It was by way of Anderson’s personal plea to be allowed to play in England’s match against Australia A which starts at the former Bellerive Oval tomorrow. As the leader of the attack and its most important component, he is likely to have his way unless the management and their advisers think the final warm-up game in Sydney next week might be a wiser option. That match finishes five days before the start of the first Test of the Ashes series in Brisbane.
“You can bowl as much as you want in the nets,” said Anderson. “But actually getting the overs in your legs, and having a second and third spell through the day, and having to stay out in the field, is a completely different feeling. Then trying to bowl again in the morning, when you can barely get out of bed, is something you need to get used to again.”
Anderson was the only one of the four England fast bowlers to be bang on the button in the opening match in Perth last week.
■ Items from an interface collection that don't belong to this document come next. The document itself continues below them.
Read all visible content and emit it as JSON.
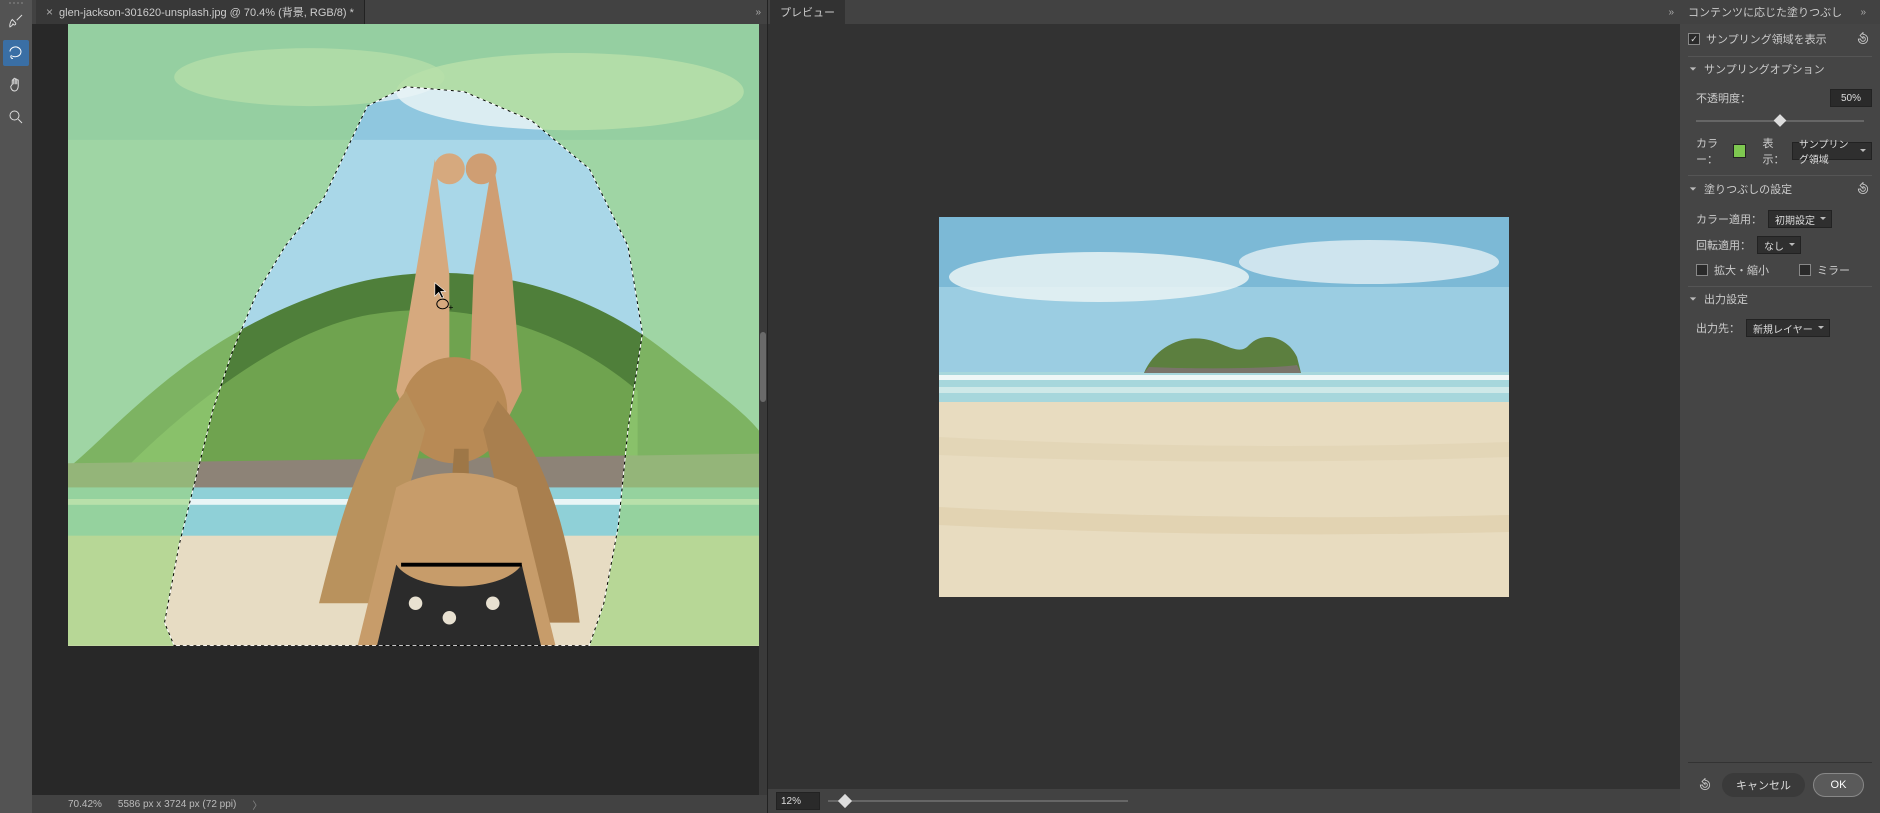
{
  "doc": {
    "tab_title": "glen-jackson-301620-unsplash.jpg @ 70.4% (背景, RGB/8) *",
    "status_zoom": "70.42%",
    "status_dims": "5586 px x 3724 px (72 ppi)"
  },
  "tools": {
    "items": [
      "brush-icon",
      "lasso-icon",
      "hand-icon",
      "zoom-icon"
    ],
    "active_index": 1
  },
  "preview": {
    "tab": "プレビュー",
    "zoom_value": "12%"
  },
  "panel": {
    "title": "コンテンツに応じた塗りつぶし",
    "show_sampling_label": "サンプリング領域を表示",
    "show_sampling_checked": true,
    "sections": {
      "sampling": "サンプリングオプション",
      "fill": "塗りつぶしの設定",
      "output": "出力設定"
    },
    "opacity_label": "不透明度：",
    "opacity_value": "50%",
    "color_label": "カラー：",
    "display_label": "表示：",
    "display_value": "サンプリング領域",
    "color_adapt_label": "カラー適用：",
    "color_adapt_value": "初期設定",
    "rotate_label": "回転適用：",
    "rotate_value": "なし",
    "scale_label": "拡大・縮小",
    "scale_checked": false,
    "mirror_label": "ミラー",
    "mirror_checked": false,
    "output_to_label": "出力先：",
    "output_to_value": "新規レイヤー",
    "buttons": {
      "cancel": "キャンセル",
      "ok": "OK"
    },
    "swatch_color": "#87cf6a"
  }
}
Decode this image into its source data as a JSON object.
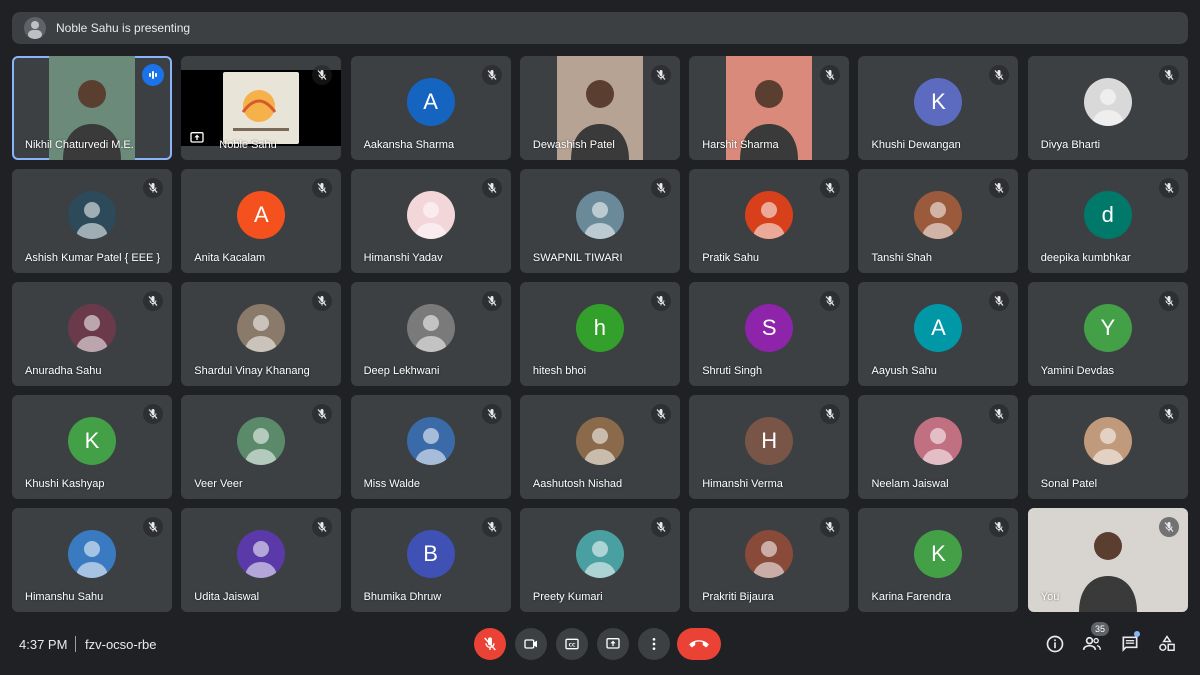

With Stuart Broad, his Test opening partner, certain to play, it is possible that England may not wish to show too much of their hand at this stage.
Several of Australia’s A batsmen are in contention for the Test team, but then, given the lack of direction and recent success, that is probably true of almost all the country’s professional cricketers. George Bailey, hotly tipped to make a debut, is not on duty, but his fellow Tasmanian, Alex Doolan, is in the team.
Doolan, who is 28 later this month and from Launceston like both Bailey and Ricky Ponting, is in prime form. He made a century in the opening Sheffield Shield match last week, which followed a splendid 2012-13 season.
“I’m sure it is my big chance,” he said yesterday. “It’s no secret the Australian team hasn’t been performing the way everyone would’ve liked. So I’m lucky I’m in the boat with quite a few others and fortunate to be playing this game against England, whether this is my one and only chance I don’t know.”
As well as Broad, England will bring in Alastair Cook, the captain, Graeme Swann and Kevin Pietersen for their first appearances of the tour.
Matt Prior, who stood in for Cook as captain in last week’s curtain-raiser, was aware of the shortcomings. He said: “It was important to get the cobwebs out with that first game. There was gradual improvement over the three days and against Australia A so we have to improve again on the pitch. We are here to win games of cricket.”